At the entrance of the Cleburne County Fair, the bleating of sheep punctuates the music being pumped out of giant speakers.

Next to the sheep, chickens, three to a cage, awaited judging and the silent auction that will determine their new homes. Just a few steps away, canned pickles, tomato products, vegetables, jellies and relishes adorn shelves at the Alabama Cooperative Extension tent.

The second annual Cleburne County Fair at Ross Mountain Adventures, on Alabama 9 south of I-20, Saturday showed off the county’s small-town rural roots not only in its shows and contests — which also included a greased pig chase and a fiddle contest — but also in its food. People wandered the fairgrounds while eating bags of boiled peanuts, fried pies and watermelon along with traditional fair foods such as funnel cakes, hot dogs and hamburgers.

And the fair offered plenty to see. Tickled Pink Petting Zoo gave children and adults the opportunity to get up close and personal with some animals they may never have seen before, said Bill Segrest, manager of the farm.

The animals, goats, rabbits, hedgehog and a baby zebu cattle to name a few, are tame and don’t mind being petted, Segrest said.

The favorites among the children are always the rabbits and the tortoise, he said.

“Everybody loves to ride the tortoise,” Segrist said.

Sharon Jackson, an elder with the Creek nation, was working at an exhibit about Cleburne County’s Native American heritage. The exhibit included maps of the Native American villages in the area, ears of purple corn that the Native Americans would have grown, tools and people anxious to talk about their ancestry. It used to be taboo, Jackson said.

“A lot of people have Native American heritage around here,” she said. “We want people to understand it’s OK if you’re part Native American.”

A few tents down, David Robinson of Heflin was making steel nails as a blacksmith would have made them 100 years ago. It’s a hobby born of a desire to be independent, he said.

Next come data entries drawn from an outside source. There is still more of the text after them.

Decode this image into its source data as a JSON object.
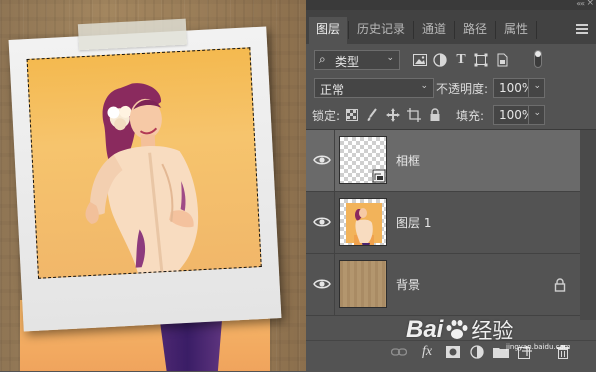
{
  "panel": {
    "tabs": [
      {
        "label": "图层",
        "active": true
      },
      {
        "label": "历史记录",
        "active": false
      },
      {
        "label": "通道",
        "active": false
      },
      {
        "label": "路径",
        "active": false
      },
      {
        "label": "属性",
        "active": false
      }
    ],
    "collapse_glyph": "««",
    "close_glyph": "×",
    "filter": {
      "search_glyph": "⌕",
      "label": "类型"
    },
    "filter_icons": [
      "image-filter-icon",
      "adjustment-filter-icon",
      "text-filter-icon",
      "shape-filter-icon",
      "smart-object-filter-icon"
    ],
    "filter_text_glyph": "T",
    "blend_mode": "正常",
    "opacity_label": "不透明度:",
    "opacity_value": "100%",
    "lock_label": "锁定:",
    "fill_label": "填充:",
    "fill_value": "100%",
    "dropdown_glyph": "⌄",
    "layers": [
      {
        "name": "相框",
        "selected": true,
        "thumb": "transparent-frame"
      },
      {
        "name": "图层 1",
        "selected": false,
        "thumb": "photo"
      },
      {
        "name": "背景",
        "selected": false,
        "thumb": "wood",
        "locked": true
      }
    ],
    "bottom_tools": {
      "fx_label": "fx",
      "icons": [
        "link-layers-icon",
        "fx-icon",
        "mask-icon",
        "adjustment-layer-icon",
        "group-icon",
        "new-layer-icon",
        "delete-icon"
      ]
    }
  },
  "watermark": {
    "text_left": "Bai",
    "text_right": "经验",
    "url": "jingyan.baidu.com"
  },
  "colors": {
    "panel_bg": "#535353",
    "tab_bar": "#424242",
    "selected_layer": "#6a6a6a",
    "photo_warm": "#f4b94f",
    "frame_white": "#f2f2f2"
  }
}
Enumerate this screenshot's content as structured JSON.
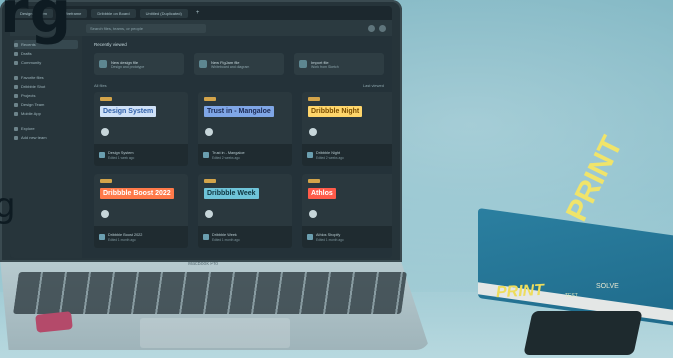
{
  "overlay": {
    "top_text": "rg",
    "side_text": "g"
  },
  "laptop": {
    "brand": "MacBook Pro"
  },
  "tabs": [
    "Design System",
    "Wireframe",
    "Dribbble on Board",
    "Untitled (Duplicated)"
  ],
  "toolbar": {
    "search_placeholder": "Search files, teams, or people"
  },
  "sidebar": {
    "items": [
      {
        "label": "Recents",
        "active": true
      },
      {
        "label": "Drafts"
      },
      {
        "label": "Community"
      },
      {
        "label": "Favorite files"
      },
      {
        "label": "Dribbble Shot"
      },
      {
        "label": "Projects"
      },
      {
        "label": "Design Team"
      },
      {
        "label": "Mobile App"
      },
      {
        "label": "Explore"
      },
      {
        "label": "Add new team"
      }
    ]
  },
  "main": {
    "title": "Recently viewed",
    "actions": [
      {
        "title": "New design file",
        "sub": "Design and prototype"
      },
      {
        "title": "New FigJam file",
        "sub": "Whiteboard and diagram"
      },
      {
        "title": "Import file",
        "sub": "Work from Sketch"
      }
    ],
    "filter_left": "All files",
    "filter_right": "Last viewed"
  },
  "files": [
    {
      "thumb": "Design System",
      "thumb_bg": "#cfe1f7",
      "thumb_fg": "#2f5fa8",
      "name": "Design System",
      "sub": "Edited 1 week ago"
    },
    {
      "thumb": "Trust in - Mangaloe",
      "thumb_bg": "#7fa6e6",
      "thumb_fg": "#1c2a55",
      "name": "Trust in - Mangaloe",
      "sub": "Edited 2 weeks ago"
    },
    {
      "thumb": "Dribbble Night",
      "thumb_bg": "#ffd66b",
      "thumb_fg": "#7a4d00",
      "name": "Dribbble Night",
      "sub": "Edited 2 weeks ago"
    },
    {
      "thumb": "Dribbble Boost 2022",
      "thumb_bg": "#ff7a4a",
      "thumb_fg": "#ffffff",
      "name": "Dribbble Boost 2022",
      "sub": "Edited 1 month ago"
    },
    {
      "thumb": "Dribbble Week",
      "thumb_bg": "#6fc4d9",
      "thumb_fg": "#0e3540",
      "name": "Dribbble Week",
      "sub": "Edited 1 month ago"
    },
    {
      "thumb": "Athlos",
      "thumb_bg": "#ff5b4a",
      "thumb_fg": "#ffffff",
      "name": "Athlos Shopify",
      "sub": "Edited 1 month ago"
    }
  ],
  "book": {
    "title_top": "PRINT",
    "spine": "PRINT",
    "spine_small": "TEST",
    "spine_right": "SOLVE"
  }
}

“My wife and I talked about it and we want to be more self-sufficient,” Robinson said. “I aim to make most of my stuff.”

While many of the younger people at the fair may have never seen a blacksmith work, some of the older ones tell him they remember running the blower for their grandfather as he blacksmithed, Robinson said.

Over the lunchtime hours, probably the most popular place at the fair was the food tent. People squeezed in beside strangers at picnic tables to eat their pizza slices, fish and fries and burgers in the shade within a stone’s throw of the stage. To the beat of the Ranburne and Cleburne County high school bands, they talked and laughed through their meal.

Carolyn Baumann, 67, a recent transplant to Anniston from Florida, said she was having a good time. She said she’d been to fairs in Florida that were bigger, but she liked this one more.

“This is all family operated,” Baumann said. “I love it.”

As the animal judging started, young 4-H members stood near their caged chickens, anxiously waiting for the judge to reach them. Erin Henry, 10, of Anniston had three Barred Plymouth Rock hens that she had chosen to show. The judge peppered her with questions as he examined each one of her hens. What kind of feed did you use? Which one of the three is your favorite? Why?

She answered each question and seemed to breathe a sigh of relief when the judge moved on to the next cage. But she said she was excited to have the chance to show them.

“It was pretty fun getting to raise them,” Erin said. “They do a lot of funny stuff. It’s kind of fun watching them do their funny things.”

She said she learned a lot in this first attempt to raise chickens through the Cleburne County 4-H Chick Chain. She got them in April when they were just two days old and has fed, watered and even nursed some through illnesses. She’d like to do it again, Erin said.

“If I could,” she said.

Staff Writer Laura Camper 256-463-2872 in Heflin, 256-235-3545 in Anniston. On Twitter @LCamper_Star.